Records supplied
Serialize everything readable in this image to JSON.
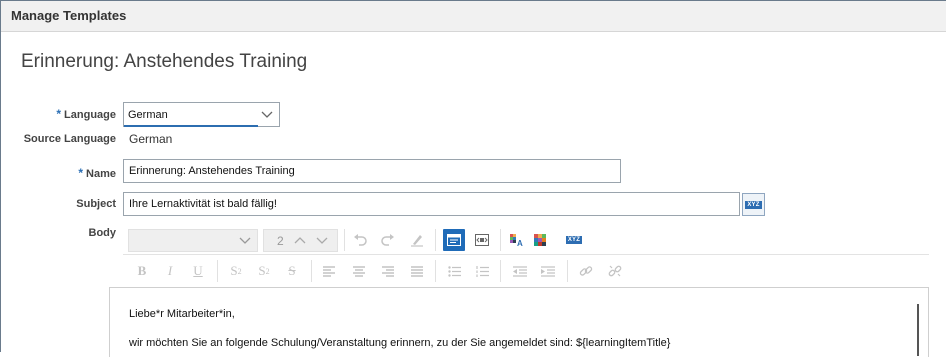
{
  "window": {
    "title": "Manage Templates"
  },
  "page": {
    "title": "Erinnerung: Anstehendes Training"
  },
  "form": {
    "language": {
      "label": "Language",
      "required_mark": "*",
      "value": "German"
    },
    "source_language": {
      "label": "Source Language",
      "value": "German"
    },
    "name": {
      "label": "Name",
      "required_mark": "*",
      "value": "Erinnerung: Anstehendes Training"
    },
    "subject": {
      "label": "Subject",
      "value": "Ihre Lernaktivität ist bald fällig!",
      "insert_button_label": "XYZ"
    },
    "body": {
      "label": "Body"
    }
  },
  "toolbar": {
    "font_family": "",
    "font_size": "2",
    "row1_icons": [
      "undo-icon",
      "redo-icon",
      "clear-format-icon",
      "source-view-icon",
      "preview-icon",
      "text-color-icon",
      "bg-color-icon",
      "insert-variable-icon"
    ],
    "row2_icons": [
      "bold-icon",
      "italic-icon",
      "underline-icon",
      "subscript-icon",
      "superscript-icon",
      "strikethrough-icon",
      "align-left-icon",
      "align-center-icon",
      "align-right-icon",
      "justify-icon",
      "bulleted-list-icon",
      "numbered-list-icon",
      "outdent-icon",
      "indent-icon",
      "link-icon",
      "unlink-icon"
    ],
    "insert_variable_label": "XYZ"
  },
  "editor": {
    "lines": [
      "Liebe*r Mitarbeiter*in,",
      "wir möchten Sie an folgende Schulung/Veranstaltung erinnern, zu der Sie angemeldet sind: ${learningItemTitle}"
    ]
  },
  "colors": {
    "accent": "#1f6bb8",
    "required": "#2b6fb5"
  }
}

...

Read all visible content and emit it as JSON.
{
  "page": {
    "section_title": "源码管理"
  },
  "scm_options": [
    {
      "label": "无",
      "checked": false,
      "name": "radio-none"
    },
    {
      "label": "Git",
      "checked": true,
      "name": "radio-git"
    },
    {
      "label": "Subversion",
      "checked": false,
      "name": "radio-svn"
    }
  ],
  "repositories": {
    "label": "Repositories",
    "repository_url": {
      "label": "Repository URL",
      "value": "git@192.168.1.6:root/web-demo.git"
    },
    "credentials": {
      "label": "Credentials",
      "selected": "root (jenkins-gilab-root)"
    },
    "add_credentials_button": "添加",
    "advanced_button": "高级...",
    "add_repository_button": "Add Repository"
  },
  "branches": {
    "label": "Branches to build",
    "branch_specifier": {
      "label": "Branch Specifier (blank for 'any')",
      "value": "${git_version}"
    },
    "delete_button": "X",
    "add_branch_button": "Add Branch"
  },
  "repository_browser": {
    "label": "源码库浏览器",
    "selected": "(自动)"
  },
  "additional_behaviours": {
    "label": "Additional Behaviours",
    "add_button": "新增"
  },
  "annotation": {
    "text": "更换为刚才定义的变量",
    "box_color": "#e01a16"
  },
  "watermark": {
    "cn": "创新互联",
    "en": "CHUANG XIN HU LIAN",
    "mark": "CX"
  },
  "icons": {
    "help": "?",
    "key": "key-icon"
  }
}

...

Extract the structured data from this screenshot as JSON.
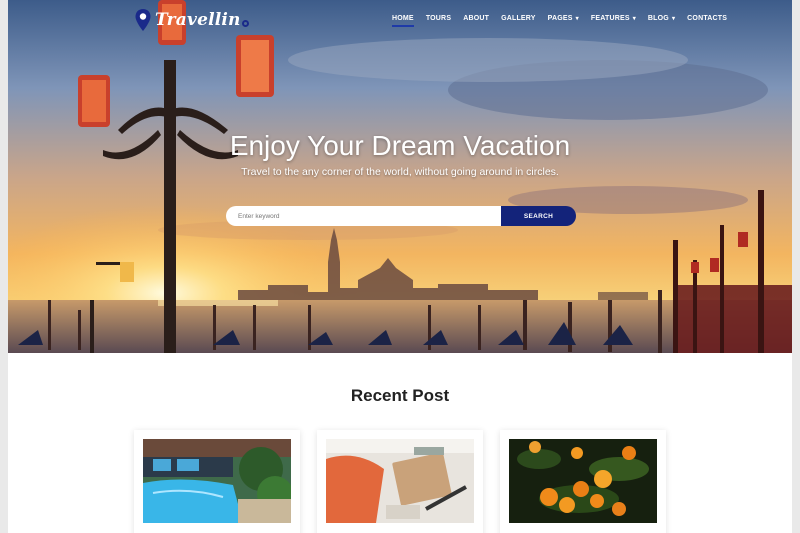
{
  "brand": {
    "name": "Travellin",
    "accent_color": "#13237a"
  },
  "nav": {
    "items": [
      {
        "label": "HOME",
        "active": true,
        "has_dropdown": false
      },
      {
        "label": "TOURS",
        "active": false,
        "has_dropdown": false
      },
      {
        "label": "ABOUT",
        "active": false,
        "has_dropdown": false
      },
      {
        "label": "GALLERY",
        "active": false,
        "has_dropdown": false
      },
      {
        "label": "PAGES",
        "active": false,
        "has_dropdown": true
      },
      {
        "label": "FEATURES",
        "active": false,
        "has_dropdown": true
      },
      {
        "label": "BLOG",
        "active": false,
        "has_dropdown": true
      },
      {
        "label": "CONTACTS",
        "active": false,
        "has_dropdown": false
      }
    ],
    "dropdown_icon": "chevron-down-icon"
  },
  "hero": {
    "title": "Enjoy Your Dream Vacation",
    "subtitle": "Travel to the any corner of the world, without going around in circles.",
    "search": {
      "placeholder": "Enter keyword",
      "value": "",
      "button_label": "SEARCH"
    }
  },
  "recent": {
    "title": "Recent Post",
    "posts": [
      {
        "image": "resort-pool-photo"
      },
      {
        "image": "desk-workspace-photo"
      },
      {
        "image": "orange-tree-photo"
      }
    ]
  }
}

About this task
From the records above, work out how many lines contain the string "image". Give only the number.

Solution for this problem
4